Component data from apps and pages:

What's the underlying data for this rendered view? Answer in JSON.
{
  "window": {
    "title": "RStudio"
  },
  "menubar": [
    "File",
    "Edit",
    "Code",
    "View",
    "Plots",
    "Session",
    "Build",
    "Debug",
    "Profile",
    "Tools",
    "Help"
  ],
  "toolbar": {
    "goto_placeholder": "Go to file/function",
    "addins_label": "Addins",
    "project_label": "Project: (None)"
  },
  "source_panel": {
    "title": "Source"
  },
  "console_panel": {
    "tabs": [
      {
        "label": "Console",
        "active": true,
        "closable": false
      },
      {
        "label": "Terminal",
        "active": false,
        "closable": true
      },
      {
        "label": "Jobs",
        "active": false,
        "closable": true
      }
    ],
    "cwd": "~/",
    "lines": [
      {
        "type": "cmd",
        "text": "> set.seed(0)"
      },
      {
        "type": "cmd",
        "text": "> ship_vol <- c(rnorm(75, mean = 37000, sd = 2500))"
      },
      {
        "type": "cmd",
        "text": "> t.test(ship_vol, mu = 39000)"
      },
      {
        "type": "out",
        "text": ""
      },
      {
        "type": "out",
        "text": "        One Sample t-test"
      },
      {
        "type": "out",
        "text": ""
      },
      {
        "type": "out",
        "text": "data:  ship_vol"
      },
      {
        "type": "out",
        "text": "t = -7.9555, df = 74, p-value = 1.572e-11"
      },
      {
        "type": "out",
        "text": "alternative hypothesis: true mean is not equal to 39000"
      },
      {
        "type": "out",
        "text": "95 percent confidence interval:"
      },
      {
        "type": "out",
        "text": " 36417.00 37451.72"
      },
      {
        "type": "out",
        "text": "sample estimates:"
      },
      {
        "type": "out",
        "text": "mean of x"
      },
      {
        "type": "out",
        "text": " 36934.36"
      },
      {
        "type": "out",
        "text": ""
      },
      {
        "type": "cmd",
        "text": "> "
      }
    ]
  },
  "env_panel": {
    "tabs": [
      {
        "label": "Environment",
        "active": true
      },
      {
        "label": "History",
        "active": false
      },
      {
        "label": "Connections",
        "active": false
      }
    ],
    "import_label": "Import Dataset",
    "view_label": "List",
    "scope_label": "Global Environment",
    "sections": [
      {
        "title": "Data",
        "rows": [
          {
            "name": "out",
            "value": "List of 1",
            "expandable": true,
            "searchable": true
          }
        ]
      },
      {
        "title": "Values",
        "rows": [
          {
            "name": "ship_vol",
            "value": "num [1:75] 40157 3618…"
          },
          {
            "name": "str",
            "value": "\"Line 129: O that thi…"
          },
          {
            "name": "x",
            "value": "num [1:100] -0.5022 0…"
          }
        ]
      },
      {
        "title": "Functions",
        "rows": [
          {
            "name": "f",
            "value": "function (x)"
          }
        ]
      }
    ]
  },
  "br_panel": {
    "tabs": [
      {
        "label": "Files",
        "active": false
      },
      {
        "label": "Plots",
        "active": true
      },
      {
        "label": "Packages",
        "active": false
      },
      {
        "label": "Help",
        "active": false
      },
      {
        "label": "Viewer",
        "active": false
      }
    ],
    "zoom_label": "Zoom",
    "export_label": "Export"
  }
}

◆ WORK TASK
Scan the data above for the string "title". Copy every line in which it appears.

◆ EXERCISE RESPONSE
    "title": "RStudio"
    "title": "Source"
        "title": "Data",
        "title": "Values",
        "title": "Functions",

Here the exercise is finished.